Hunting around a good aeronautical library Rusty, you should find a lot of information. If you are anywhere near London, ring the RAeS and see if they'll let you spend a few hours in their library if you've nothing more convenient. Apart from normal aircraft design books (and check out Darrol Stinton's "Design of the Aeroplane", and Kermode's "Flight without Formulae" particularly) and aerodynamics books, look up some books on Tornado and MiG23.
If you want a Janet and John introduction...
Swing wings were originally a Barnes Wallis idea, who spent a lot of time experimenting with them on models but never built a full scale swing-wing aircraft. The advantage of them is at high speeds they allow a structurally and aerodynamically efficient high speed shape whilst at low speed they can give good low speed handling and lift. Ideal for an aircraft like the Tornado GR1 which wants to be able to muck about just below M=1 down valleys, whilst still operate from finite length runways.
The biggest headaches are mechanical - the hingepoint is a fragile element, the stores have to be kept in-line with the fuselage, the actuators are very heavy and a single actuator failure can mess up the whole system. Landing a Tornado with the wings stuck swept is difficult and can in some conditions mandate ejection.
Overall, I'd suggest that the aerodynamics of a variable sweep wing are reasonably straightforward, and the engineering extremely complex. If this is what you want, I'd suggest it is an ideal subject for an A-level Physics project.
However, if you feel that you could do with more aerodynamics and more engineering, I'd suggest looking either at Delta wings, or basic aircraft stability - both of which will give you ample opportunities to do mark-grabbing experiments, whilst simulating transonic flow in a school physics lab might be fiddly. Deltas are also where it's at at the moment, I don't think anybody looks likely to develop another swing-wing for a while, but Deltas are all the rage.
That's excellent, thanks for the intro. I'm not anywhere near london so will have to try and source info from other places. I am pleased to say the actual investigation is purely a theoretical one, a research project, I've already done the practical!
Genghis - We've had to land the B-1 a couple of times with the wing swept full back (67.5 deg). It's not pretty but can be done. Approach speed, lightweight, is 250k (which is also the tire limit). Of course, the tires go, and the brakes catch fire, but usually very little damage. Pretty exciting though, they say.
BTW, the engineers told us pilots early in the program, that, due to the redundant design, it was impossible for the wings to get stuck back. Yea, right, we said --You don't know how many clever and devious ways pilots have to break airplanes. How many times have you heard that one from a design engineer? Cheers.

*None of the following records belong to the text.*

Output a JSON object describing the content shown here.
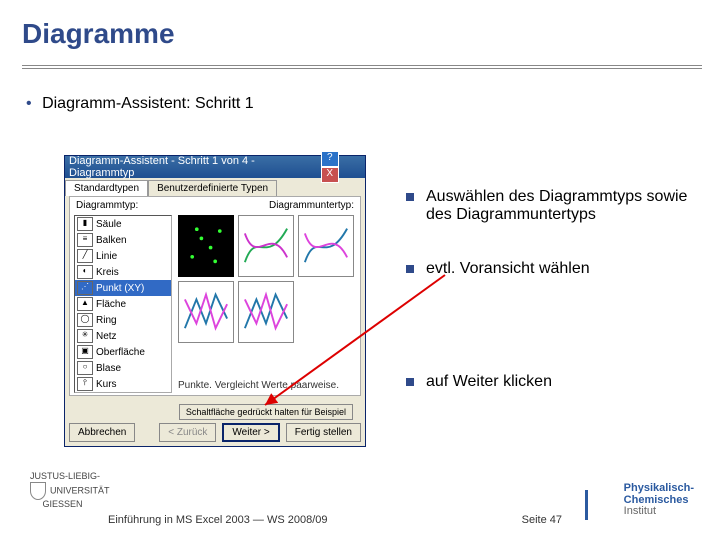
{
  "slide": {
    "title": "Diagramme",
    "bullet1": "Diagramm-Assistent: Schritt 1"
  },
  "dialog": {
    "titlebar": "Diagramm-Assistent - Schritt 1 von 4 - Diagrammtyp",
    "help_icon": "?",
    "close_icon": "X",
    "tabs": {
      "standard": "Standardtypen",
      "custom": "Benutzerdefinierte Typen"
    },
    "labels": {
      "type": "Diagrammtyp:",
      "subtype": "Diagrammuntertyp:"
    },
    "types": [
      {
        "icon": "▮",
        "name": "Säule"
      },
      {
        "icon": "≡",
        "name": "Balken"
      },
      {
        "icon": "╱",
        "name": "Linie"
      },
      {
        "icon": "◐",
        "name": "Kreis"
      },
      {
        "icon": "⋰",
        "name": "Punkt (XY)"
      },
      {
        "icon": "▲",
        "name": "Fläche"
      },
      {
        "icon": "◯",
        "name": "Ring"
      },
      {
        "icon": "✳",
        "name": "Netz"
      },
      {
        "icon": "▣",
        "name": "Oberfläche"
      },
      {
        "icon": "○",
        "name": "Blase"
      },
      {
        "icon": "⫯",
        "name": "Kurs"
      }
    ],
    "hint": "Punkte. Vergleicht Werte paarweise.",
    "preview_button": "Schaltfläche gedrückt halten für Beispiel",
    "buttons": {
      "cancel": "Abbrechen",
      "back": "< Zurück",
      "next": "Weiter >",
      "finish": "Fertig stellen"
    }
  },
  "side_notes": {
    "n1": "Auswählen des Diagrammtyps sowie des Diagrammuntertyps",
    "n2": "evtl. Voransicht wählen",
    "n3": "auf Weiter klicken"
  },
  "footer": {
    "uni_line1": "JUSTUS-LIEBIG-",
    "uni_line2": "UNIVERSITÄT",
    "uni_line3": "GIESSEN",
    "center": "Einführung in MS Excel 2003  ―  WS 2008/09",
    "page": "Seite 47",
    "inst_p": "Physikalisch-",
    "inst_c": "Chemisches",
    "inst_i": "Institut"
  },
  "chart_data": {
    "type": "scatter",
    "note": "Thumbnail chart-subtype previews shown as small schematic icons; no numeric axes or readable data values are visible in the screenshot.",
    "subtype_grid": [
      [
        "scatter-points-only",
        "scatter-smooth-lines-markers",
        "scatter-smooth-lines"
      ],
      [
        "scatter-straight-lines-markers",
        "scatter-straight-lines",
        ""
      ]
    ],
    "selected_subtype": "scatter-points-only"
  }
}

While not specifically relevant to this topic, I can certainly confirm the value of "Aerodynamics for Naval Aviators" and Kermode's "Flight without Formulae". I'd only ever managed to just scrape thru the various Principles of Flight exams until I began training for my instructor rating.
At the instigation of my intructor, the late and great George Campbell of Mudgee, NSW, Oz, I got hold of both books. Not only did they explain everything I'd ever need to know about Principles of Flight, they also - naturally enough - served as the basis for all my briefings.
The thing I found, especially in Kermode's book, was that the deeper I got into the subject, the deeper I wanted to go ... all the time drowning just a little bit more. The subject is very much like that, for those who are as interested in it as I was.
I still have both books and all my original briefings but, because I've moved around a bit in the last few years, they've been in storage. I've often missed not having them with me.
I agree with Roadtrip about the need for failure resistant design.
"The difference between a machine that can go wrong, and one that can't, is that when the machine that can't go wrong goes wrong, it is almost impossible to fix".
I'm sorry to say that I had nothing to do with the B1 which much have been a fascinating project. However, my limited experiences of the dreadful Tornadoesntgo F2/3 never greatly inspired me.
Rusty, you are probably at a point in life where expenditure on student membership of the RAeS would be worthwhile. To members, the library catalogue is online and they'll post books on loaan to you in return for a cheque for their postage and packaging when you send it back. I have made use of this facility on numerous occasions. (www.aerosociety.com)
[ 09 January 2002: Message edited by: Genghis the Engineer ]</p>